Supplied information:
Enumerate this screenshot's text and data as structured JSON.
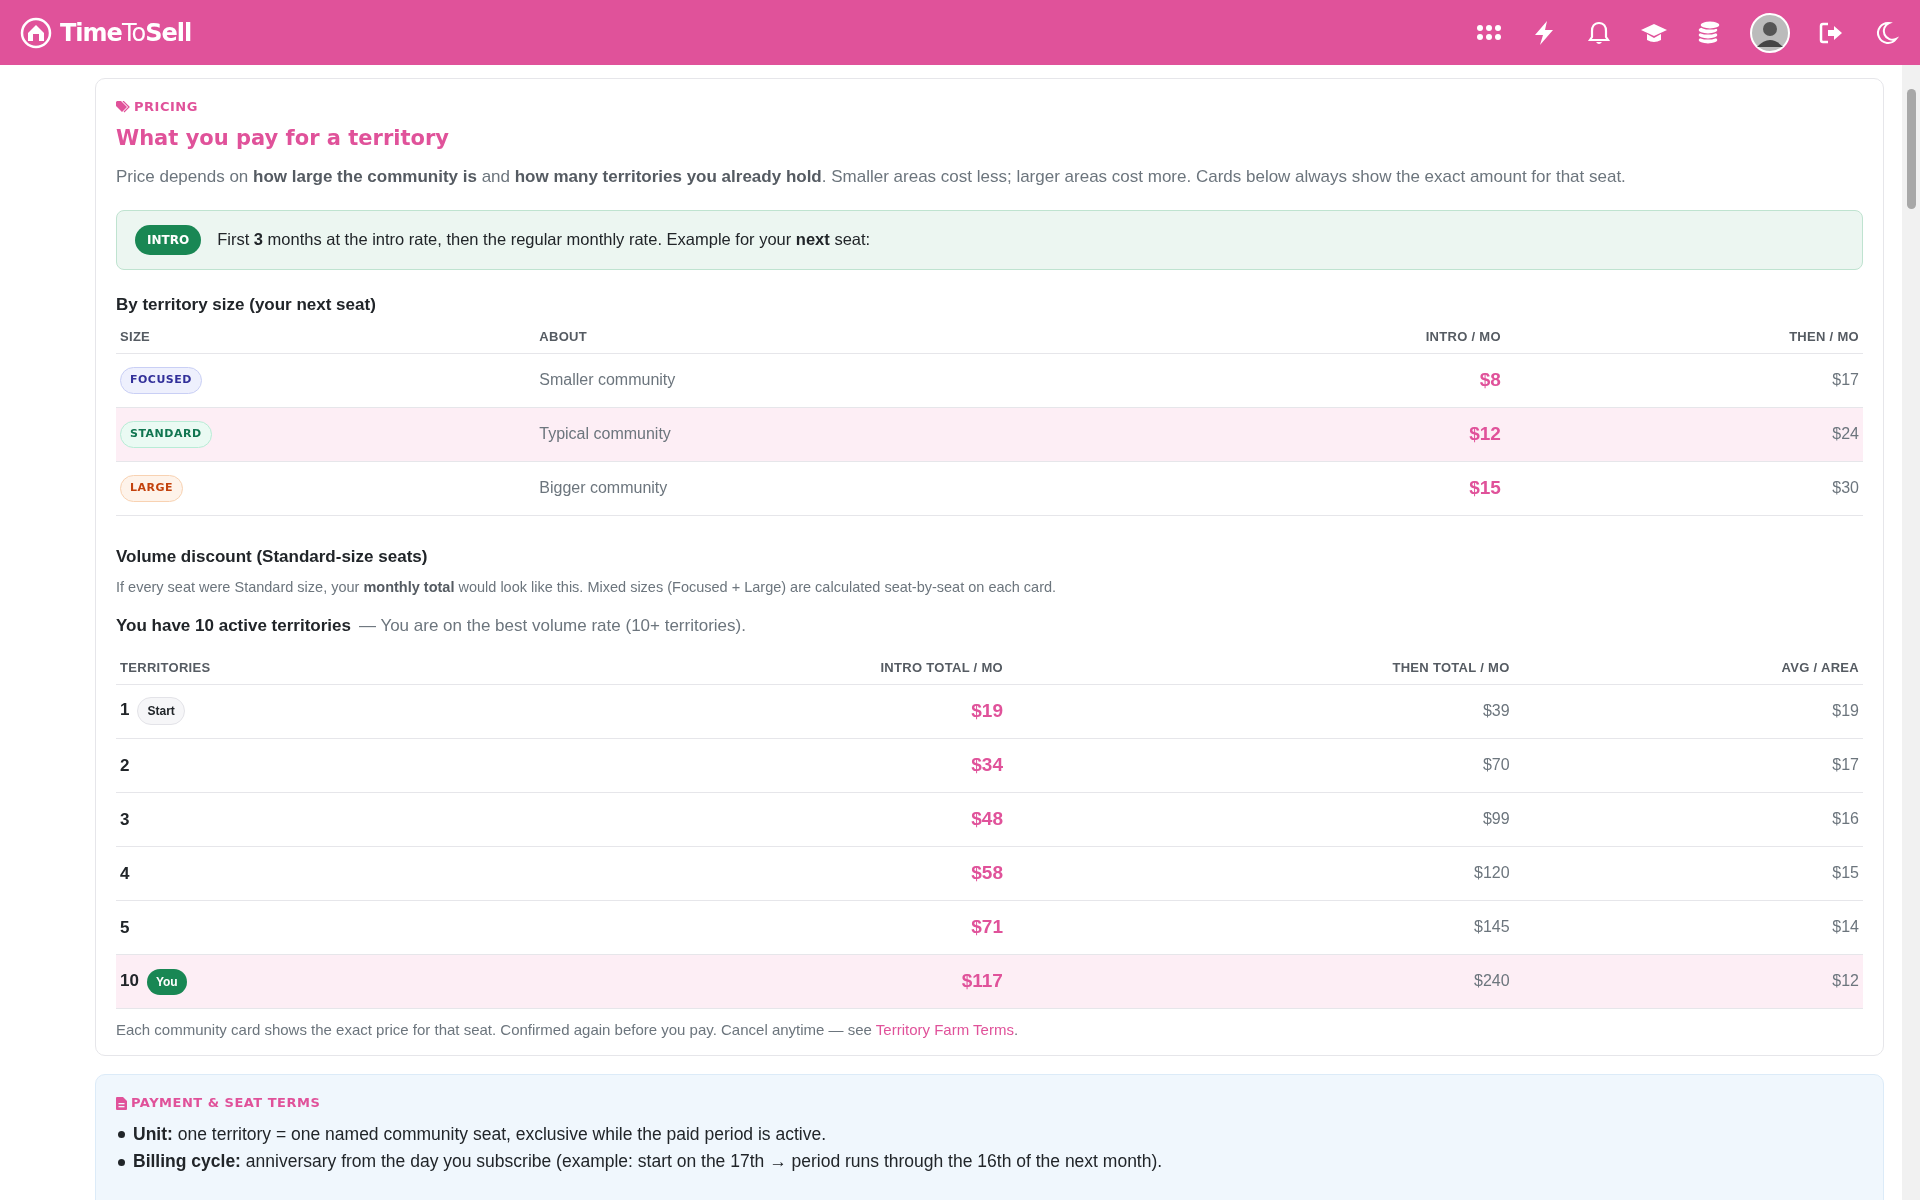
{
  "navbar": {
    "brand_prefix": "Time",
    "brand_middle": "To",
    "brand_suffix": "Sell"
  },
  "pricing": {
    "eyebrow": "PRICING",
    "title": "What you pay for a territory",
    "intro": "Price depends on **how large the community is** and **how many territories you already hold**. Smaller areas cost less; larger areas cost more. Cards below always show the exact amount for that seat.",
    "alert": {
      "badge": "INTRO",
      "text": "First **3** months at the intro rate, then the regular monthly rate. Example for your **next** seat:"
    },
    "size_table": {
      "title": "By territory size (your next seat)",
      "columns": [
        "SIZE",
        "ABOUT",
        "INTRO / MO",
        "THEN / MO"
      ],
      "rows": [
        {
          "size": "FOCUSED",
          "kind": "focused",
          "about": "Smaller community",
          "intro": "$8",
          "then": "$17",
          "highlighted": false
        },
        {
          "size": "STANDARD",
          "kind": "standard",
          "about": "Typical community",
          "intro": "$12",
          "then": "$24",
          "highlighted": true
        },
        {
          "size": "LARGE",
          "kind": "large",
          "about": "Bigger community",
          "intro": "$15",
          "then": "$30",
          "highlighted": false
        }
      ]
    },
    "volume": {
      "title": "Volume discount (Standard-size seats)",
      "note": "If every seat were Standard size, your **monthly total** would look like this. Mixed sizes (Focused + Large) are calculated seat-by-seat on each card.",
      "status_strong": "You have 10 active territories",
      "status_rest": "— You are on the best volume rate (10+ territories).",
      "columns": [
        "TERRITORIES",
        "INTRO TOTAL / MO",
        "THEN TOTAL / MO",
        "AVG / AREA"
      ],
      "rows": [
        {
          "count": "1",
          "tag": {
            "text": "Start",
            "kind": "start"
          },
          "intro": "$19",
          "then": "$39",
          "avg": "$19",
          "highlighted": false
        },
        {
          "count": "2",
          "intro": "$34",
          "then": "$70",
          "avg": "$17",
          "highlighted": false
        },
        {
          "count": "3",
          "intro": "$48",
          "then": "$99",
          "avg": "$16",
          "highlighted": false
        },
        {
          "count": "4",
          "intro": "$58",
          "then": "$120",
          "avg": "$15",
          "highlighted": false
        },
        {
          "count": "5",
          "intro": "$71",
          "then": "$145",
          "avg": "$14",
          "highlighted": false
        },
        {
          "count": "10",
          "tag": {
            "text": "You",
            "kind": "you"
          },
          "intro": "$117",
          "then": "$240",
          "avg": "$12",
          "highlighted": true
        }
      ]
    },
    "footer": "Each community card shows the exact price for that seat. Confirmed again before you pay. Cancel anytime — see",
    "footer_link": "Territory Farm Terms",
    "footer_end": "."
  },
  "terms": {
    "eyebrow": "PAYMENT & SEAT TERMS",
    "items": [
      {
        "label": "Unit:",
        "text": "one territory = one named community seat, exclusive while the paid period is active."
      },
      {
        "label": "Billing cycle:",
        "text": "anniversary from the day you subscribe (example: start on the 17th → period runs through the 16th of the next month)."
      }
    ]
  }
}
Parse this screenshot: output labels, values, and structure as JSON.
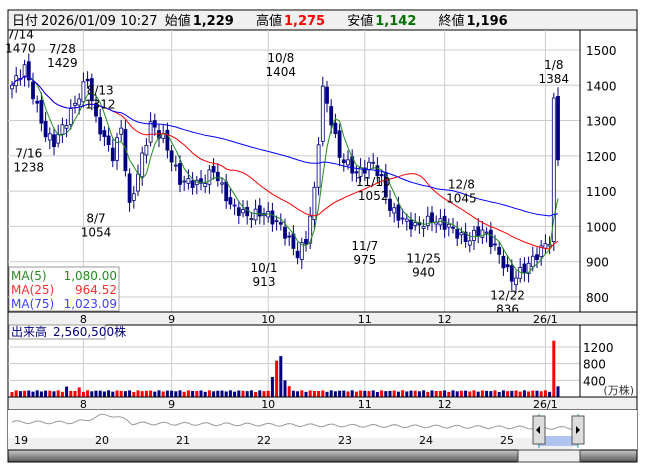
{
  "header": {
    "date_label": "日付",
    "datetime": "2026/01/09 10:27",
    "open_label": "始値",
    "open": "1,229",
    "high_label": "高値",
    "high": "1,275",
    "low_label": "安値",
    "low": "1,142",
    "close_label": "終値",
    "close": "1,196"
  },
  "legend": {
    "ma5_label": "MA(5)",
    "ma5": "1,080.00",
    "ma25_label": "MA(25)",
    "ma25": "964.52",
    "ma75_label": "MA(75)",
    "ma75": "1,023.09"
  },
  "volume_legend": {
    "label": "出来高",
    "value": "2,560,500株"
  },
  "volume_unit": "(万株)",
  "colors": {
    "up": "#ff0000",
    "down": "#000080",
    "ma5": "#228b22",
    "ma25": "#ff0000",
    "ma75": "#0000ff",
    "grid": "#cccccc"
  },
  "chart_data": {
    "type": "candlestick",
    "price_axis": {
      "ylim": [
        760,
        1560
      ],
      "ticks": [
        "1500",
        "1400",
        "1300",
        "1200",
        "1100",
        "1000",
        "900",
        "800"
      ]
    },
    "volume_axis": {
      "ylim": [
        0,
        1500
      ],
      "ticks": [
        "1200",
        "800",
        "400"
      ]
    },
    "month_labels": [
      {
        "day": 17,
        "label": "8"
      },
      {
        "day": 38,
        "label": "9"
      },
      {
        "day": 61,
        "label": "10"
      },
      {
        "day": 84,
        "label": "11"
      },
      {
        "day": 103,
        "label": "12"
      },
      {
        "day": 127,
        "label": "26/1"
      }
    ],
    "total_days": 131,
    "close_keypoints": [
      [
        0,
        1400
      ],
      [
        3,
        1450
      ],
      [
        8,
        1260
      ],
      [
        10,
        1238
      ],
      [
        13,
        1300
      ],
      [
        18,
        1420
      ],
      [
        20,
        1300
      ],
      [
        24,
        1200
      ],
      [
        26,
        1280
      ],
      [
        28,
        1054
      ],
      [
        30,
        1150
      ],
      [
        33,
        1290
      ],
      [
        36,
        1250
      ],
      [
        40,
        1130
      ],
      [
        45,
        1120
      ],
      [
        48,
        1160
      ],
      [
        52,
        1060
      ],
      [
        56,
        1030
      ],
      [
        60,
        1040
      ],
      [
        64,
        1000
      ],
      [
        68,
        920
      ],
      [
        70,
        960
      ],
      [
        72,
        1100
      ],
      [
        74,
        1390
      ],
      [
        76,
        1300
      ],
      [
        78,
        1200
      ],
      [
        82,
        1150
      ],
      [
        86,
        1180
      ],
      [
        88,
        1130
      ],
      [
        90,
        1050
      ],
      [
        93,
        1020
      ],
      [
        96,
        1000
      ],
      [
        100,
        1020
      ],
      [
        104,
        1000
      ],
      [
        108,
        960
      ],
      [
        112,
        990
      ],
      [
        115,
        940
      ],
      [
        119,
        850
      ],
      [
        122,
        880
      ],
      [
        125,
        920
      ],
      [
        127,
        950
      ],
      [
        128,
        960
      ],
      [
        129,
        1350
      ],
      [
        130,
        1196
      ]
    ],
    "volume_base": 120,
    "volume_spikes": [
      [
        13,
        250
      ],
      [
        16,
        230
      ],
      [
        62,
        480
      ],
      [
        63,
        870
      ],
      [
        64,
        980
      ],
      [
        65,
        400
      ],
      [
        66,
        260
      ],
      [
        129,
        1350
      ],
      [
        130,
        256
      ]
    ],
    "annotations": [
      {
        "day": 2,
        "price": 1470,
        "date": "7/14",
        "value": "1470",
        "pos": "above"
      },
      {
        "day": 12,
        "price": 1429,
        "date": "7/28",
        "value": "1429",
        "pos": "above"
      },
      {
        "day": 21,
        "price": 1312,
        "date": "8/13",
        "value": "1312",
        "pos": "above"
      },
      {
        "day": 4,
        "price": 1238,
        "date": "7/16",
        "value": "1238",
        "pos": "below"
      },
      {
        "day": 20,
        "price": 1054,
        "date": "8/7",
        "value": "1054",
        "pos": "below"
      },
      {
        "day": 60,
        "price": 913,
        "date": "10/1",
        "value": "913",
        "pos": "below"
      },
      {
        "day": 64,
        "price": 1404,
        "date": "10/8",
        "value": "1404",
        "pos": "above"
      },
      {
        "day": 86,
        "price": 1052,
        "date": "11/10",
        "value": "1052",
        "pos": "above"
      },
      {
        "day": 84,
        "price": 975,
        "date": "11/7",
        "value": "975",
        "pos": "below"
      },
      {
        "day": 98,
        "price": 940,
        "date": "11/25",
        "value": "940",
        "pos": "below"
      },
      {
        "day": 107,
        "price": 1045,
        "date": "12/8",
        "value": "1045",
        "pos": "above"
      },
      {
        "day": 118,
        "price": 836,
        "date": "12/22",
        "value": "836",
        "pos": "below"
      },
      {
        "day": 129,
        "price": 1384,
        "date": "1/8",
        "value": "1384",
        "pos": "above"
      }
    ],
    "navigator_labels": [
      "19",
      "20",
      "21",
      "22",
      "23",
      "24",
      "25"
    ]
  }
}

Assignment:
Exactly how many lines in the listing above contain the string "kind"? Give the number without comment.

Your solution:
5